When an earbud speaker puts pressure against your eardrum repeatedly it hits the eardrum physically and triggers a self-protecting reflex in the ear. Lebischak said that this “causes the tiny muscles around the eardrum to try and hold the eardrum still and the more they hold it still and try to dampen the sound the more you have to turn the volume up to overcome that. So you have a cycle going of turning the volume up, having the eardrum dampen the sound so you have to turn it up more and more.
“So we broke that cycle with a second eardrum. We created a compliant membrane that moves easier than your own eardrum. So it absorbs that pressure and just lets the music reach your ear and lets your ear experience it an open environment.”
I asked Lebischak about open-ear earbuds – those that don't seal the ear – like the ones that come standard with Samsung or Apple devices. He said that "although these don’t seal you can still have an issue in that you have to turn the volume up quite a bit if you’re in a noisy location. So you’re in a noisy area you have the background noise and the ambient sound that’s coming into your ear canal."
Earbuds put continuous pressure on your eardrum triggering a negative cycle

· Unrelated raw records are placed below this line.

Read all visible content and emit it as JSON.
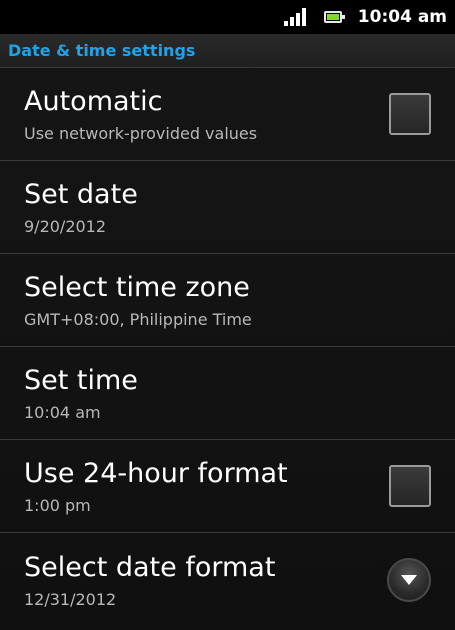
{
  "status_bar": {
    "time": "10:04 am",
    "signal_icon": "signal-icon",
    "battery_icon": "battery-icon",
    "battery_color": "#7fd82a"
  },
  "header": {
    "title": "Date & time settings",
    "title_color": "#1fa3e6"
  },
  "settings": [
    {
      "title": "Automatic",
      "subtitle": "Use network-provided values",
      "control": "checkbox",
      "checked": false
    },
    {
      "title": "Set date",
      "subtitle": "9/20/2012"
    },
    {
      "title": "Select time zone",
      "subtitle": "GMT+08:00, Philippine Time"
    },
    {
      "title": "Set time",
      "subtitle": "10:04 am"
    },
    {
      "title": "Use 24-hour format",
      "subtitle": "1:00 pm",
      "control": "checkbox",
      "checked": false
    },
    {
      "title": "Select date format",
      "subtitle": "12/31/2012",
      "control": "dropdown"
    }
  ]
}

Because of the background noise you often need to turn up the volume so you can hear the music. There’s an advantage to using earbuds that seal because you don’t have the problem of background noise. And Asius' second eardrum technology would then eliminate the negative effects on the eardrum from normal, sealing earbuds.
Are Asius' claims true?
Asius Technologies' products seal on the ear while creating a “second eardrum” that absorbs air pressure and puts less pressure on the eardrum. But does this actually curb earbud-induced hearing loss and is there any evidence to support these assertions?
Lebischak says the company has done research with funds from the National Institute of Health and the National Science Foundation. They've also had Vanderbilt University Medical Center validate its results independently. Vanderbilt is the leading audiology research center in the US and they proved that with Asius' devices, lower volumes actually sound louder. So the university showed you can actually turn down the volume and the earbud sounds just as loud. That way the speaker can work properly and the eardrum can work the way it’s designed.
Asius Technologies' products seal on the ear while creating a “second eardrum” that absorbs air pressure
Asius' new earbud with AC/DC and KISS
Asius isn't stopping yet. It developed a next-generation product that harnesses those harmful air pressures and used them to inflate an airbag-like balloon in the ear canal. When Stephen Ambrose heard that Brian Johnson, lead singer for AC/DC, was not able to tour anymore due to a hearing condition, he made a public announcement just for him imploring him to continue performing with the new Asius device. You can watch the video below (which includes some other touching scenes of hard-of-hearing people being able to listen to music with Asius' next generation product).
Lebischak said that the response from Brian Johnson was positive. “He saw the video and asked us to come to his home and visit him, and we showed him the technology and he was able to try out the next generation device.” After trying the technology, Johnson was more confident about his performing future.
Lebischak says that the company is doing a lot for performers. “We’re really able to help get them back on stage as well as provide hearing protection for everyone and eliminate the problem that a lot of folks have where they need to choose their hearing or career. And we think we’ve been able to solve that problem where you’re still able to have whatever career you’d like and still protect your hearing.”
Other success stories include Paul Stanley of KISS. You can watch the video of him trying out the ADEL below.
You can pick up one of Asius’ earbud products here including a pre-order option for the ADEL Drum Earbuds.
What do you think of Asius’ claims and products? Let us know in the comments.